The eye of the storm passed over the island as government officials warned of heavy flooding given that the hit coincided with an unusually high tide. Fewer than 10 hurricanes have made landfall on the tiny island in the middle of the Atlantic since the National Hurricane Center began tracking such disasters in the 1850s.
Paulette was located directly over Bermuda at dawn on Monday and was moving north-northwest at 12 mph. It had maximum sustained winds of 90 mph (150 kph), according to the center.
Forecasters said the island would experience hurricane-force winds for roughly seven hours. Power was out across much of the island.
National Security Minister Renee Ming urged people to stay indoors and reminded the more than 70,000 people who live on the island to protect themselves given the COVID-19 pandemic.
“You should be hunkering down to ride out the storm,” Ming said during a news conference on Sunday. “We’ll see you on the other side, safe.”
Bermuda is a wealthy financial haven featuring mostly stone and concrete construction required to withstand winds of a strong Category 2 storm.
Faith Bridges, the owner of Aunt Nea’s Inn, a hotel along the island’s northern tip, told The Associated Press by phone that she had finalized all preparations and given her guests flashlights, warning them the power would go out.
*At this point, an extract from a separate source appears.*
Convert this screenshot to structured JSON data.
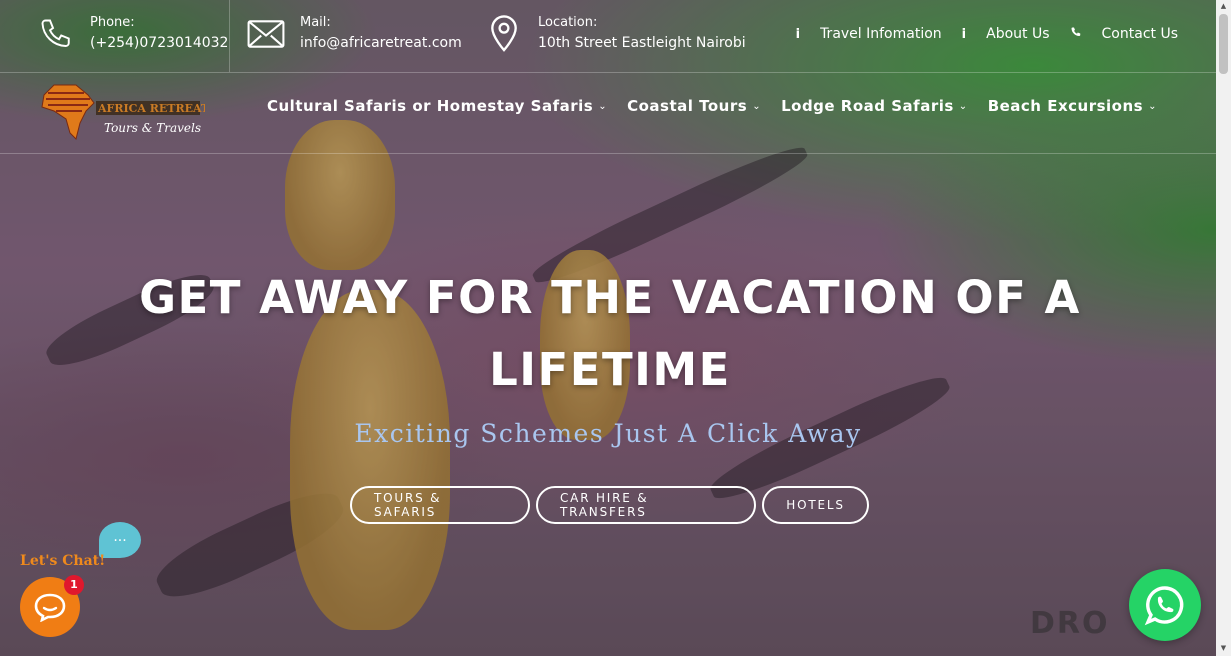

But she was not worried.
“We obviously have to prepare, but we’re built for it,” she said.
Ming said she expects the international airport will reopen by Tuesday afternoon as officials warned people to stay off the roads after the hurricane given the possibility of downed power lines.
The center said in its forecast discussion that Paulette would become a major hurricane by Monday night after it moves away from Bermuda and into open water.
Trademark and Copyright 2021 The Associated Press. All rights reserved.